For one who is neither fan nor foe, Ms. Quivers has another explanation.
"It's just a little radio show," she says. "Howard is not the president of the United States. We're like Archie and Edith Bunker." Later, she changes the analogy slightly. Howard is Archie; she is the black next-door neighbor.
Well, to continue Quivers' own analogy, Mrs. Jefferson moved on up to the East Side and Edith was killed off when "All in the Family" became "Archie Bunker's Place." What's her future with Howard Stern? Is she going to play herself if there's a "Private Parts" movie? Is Robin Quivers ever going to go solo?
She is coy about such questions.
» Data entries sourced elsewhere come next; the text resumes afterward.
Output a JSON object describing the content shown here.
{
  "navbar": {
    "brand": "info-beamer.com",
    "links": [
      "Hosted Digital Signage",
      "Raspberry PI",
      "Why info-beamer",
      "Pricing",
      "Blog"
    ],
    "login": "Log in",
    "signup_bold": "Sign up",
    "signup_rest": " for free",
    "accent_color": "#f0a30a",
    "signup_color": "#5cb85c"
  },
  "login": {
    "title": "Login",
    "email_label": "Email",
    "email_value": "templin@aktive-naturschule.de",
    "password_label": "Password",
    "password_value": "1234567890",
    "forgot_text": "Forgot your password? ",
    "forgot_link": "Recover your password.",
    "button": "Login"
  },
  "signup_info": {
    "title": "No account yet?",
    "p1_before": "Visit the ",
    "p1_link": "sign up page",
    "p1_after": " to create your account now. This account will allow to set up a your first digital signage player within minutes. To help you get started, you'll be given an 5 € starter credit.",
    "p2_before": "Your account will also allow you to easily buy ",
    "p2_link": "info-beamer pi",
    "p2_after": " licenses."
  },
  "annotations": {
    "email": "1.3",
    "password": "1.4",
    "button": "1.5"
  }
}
However, her one-time mentor, John Jeppi, believes her horizons are unlimited.
"I could see her on '60 Minutes,' " he says. Sure, with Stuttering John filling in for Mike Wallace. "She could do anything."
Recently, on "The Howard Stern Show," Mr. Stern consulted his own version of a Magic Eight Ball to determine his career prospects. Would he go to late-night television? Would he make a movie?
The real answers to these questions matter as much to Ms. Quivers as they do to Mr. Stern, of course. If he leaves radio, does the pact still hold? Would they still be together? Neither Mr. Stern, nor the Eight Ball, seemed to know.
Then Mr. Stern asked the Magic Eight Ball: "Will I get together with that Russian playmate who was on the show today? Did Robin show you the places where her father fondled her?"
And the Eight Ball's answer was drowned out by Robin Quivers' laugh: "Ha-ha, ha-ha, ha-ha, ha-ha."